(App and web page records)
=== Begin Enclosure ===

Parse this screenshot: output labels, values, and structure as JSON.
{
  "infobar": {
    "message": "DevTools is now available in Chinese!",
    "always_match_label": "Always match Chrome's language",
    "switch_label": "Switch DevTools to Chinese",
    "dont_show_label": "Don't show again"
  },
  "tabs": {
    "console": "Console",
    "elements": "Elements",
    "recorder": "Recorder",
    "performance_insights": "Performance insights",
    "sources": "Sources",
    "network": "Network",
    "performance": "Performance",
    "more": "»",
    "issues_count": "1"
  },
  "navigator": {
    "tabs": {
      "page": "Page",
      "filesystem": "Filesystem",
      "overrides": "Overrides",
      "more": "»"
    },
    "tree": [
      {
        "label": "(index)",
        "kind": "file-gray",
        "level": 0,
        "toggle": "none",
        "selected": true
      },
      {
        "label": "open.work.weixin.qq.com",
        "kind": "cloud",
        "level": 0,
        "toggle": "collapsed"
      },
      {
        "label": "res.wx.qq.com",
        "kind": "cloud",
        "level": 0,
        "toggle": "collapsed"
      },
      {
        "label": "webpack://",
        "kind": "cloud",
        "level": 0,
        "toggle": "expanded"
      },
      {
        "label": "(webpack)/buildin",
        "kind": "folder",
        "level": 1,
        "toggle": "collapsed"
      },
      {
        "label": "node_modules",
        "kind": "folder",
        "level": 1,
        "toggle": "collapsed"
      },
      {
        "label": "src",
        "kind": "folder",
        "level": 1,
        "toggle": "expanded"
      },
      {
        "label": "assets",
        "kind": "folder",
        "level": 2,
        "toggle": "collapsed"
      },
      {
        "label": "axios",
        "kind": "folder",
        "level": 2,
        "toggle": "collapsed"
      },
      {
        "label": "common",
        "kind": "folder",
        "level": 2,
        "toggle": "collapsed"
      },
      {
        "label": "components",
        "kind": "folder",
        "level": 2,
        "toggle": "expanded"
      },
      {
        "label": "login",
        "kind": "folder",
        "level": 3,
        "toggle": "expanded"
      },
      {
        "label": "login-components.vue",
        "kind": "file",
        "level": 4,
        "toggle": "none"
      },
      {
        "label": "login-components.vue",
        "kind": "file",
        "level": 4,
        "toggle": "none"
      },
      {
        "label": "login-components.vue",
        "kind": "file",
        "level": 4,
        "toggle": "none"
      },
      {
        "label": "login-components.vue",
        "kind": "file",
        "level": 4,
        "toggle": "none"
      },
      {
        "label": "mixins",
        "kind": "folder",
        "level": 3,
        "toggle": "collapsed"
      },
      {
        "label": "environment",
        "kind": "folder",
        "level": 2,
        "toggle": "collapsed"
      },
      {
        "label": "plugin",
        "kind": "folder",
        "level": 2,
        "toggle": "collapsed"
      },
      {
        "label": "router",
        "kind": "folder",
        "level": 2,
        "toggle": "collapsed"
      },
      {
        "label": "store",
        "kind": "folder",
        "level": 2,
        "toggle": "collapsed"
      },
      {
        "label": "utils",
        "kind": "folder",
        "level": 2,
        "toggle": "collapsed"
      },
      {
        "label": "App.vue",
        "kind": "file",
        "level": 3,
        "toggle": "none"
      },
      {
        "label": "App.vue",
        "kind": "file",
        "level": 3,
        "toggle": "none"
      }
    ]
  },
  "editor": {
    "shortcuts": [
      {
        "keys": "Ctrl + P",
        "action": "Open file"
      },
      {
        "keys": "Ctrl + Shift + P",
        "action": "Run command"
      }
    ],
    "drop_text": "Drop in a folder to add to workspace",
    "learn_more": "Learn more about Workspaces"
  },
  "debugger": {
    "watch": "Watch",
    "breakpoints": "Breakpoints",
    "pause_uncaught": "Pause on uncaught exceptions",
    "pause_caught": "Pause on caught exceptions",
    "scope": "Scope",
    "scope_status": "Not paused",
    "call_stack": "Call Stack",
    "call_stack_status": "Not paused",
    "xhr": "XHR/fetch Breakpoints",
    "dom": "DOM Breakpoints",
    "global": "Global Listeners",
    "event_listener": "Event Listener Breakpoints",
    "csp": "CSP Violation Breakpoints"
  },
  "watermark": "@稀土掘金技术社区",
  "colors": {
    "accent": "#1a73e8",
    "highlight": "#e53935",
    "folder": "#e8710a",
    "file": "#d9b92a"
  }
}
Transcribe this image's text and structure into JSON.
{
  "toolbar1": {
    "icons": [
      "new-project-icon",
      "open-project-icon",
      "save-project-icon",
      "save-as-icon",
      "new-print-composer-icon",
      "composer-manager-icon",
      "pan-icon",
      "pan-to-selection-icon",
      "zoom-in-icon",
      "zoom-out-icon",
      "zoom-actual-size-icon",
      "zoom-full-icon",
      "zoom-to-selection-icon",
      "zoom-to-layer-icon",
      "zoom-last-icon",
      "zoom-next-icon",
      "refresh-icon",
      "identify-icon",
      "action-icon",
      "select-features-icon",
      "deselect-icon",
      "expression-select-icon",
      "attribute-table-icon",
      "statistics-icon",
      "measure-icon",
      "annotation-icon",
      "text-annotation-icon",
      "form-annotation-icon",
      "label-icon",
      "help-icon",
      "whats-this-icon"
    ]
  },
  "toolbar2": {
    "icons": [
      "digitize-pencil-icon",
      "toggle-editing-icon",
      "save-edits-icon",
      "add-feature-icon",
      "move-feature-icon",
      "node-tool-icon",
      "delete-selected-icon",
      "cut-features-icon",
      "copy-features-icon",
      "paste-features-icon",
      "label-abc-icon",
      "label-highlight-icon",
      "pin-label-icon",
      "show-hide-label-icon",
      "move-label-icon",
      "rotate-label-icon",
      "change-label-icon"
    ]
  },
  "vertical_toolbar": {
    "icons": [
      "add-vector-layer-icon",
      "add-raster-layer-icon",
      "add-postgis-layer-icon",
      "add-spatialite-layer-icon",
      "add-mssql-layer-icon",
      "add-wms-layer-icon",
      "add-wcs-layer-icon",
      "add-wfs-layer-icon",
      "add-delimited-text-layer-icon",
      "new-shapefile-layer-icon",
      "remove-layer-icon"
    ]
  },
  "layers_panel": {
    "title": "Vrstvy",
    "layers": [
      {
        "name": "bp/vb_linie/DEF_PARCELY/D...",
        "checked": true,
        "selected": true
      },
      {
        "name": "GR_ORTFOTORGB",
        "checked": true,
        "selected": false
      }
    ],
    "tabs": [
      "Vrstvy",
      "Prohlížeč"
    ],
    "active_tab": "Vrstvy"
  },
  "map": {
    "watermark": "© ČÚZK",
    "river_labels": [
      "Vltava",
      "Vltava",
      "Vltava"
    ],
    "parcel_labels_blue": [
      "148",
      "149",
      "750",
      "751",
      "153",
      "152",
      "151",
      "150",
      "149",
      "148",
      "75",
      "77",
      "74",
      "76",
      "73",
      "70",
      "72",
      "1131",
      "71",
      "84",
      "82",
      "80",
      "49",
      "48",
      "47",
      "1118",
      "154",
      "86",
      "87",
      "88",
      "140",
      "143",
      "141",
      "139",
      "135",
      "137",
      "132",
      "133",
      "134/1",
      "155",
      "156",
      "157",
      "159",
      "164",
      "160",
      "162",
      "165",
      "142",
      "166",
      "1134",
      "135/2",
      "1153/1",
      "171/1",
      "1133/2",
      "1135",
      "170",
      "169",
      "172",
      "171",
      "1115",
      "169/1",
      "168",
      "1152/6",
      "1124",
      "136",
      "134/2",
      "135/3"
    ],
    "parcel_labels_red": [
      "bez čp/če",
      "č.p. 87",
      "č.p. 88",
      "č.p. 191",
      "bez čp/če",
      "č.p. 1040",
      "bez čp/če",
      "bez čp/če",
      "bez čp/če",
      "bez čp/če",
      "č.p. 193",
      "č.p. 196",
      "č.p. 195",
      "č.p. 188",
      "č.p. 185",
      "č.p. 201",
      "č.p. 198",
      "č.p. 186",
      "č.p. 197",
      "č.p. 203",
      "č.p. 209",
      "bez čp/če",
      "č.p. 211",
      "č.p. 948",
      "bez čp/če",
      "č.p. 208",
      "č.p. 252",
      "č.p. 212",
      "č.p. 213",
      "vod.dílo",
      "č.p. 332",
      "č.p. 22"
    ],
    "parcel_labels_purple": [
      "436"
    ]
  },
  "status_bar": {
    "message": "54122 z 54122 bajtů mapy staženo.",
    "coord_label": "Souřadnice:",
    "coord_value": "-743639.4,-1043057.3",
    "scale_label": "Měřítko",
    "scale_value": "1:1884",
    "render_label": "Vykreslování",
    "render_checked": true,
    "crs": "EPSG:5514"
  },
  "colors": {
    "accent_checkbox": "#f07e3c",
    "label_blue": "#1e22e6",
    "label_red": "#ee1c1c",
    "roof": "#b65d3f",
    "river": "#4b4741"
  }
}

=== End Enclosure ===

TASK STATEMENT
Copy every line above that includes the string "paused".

FINAL ANSWER
    "scope_status": "Not paused",
    "call_stack_status": "Not paused",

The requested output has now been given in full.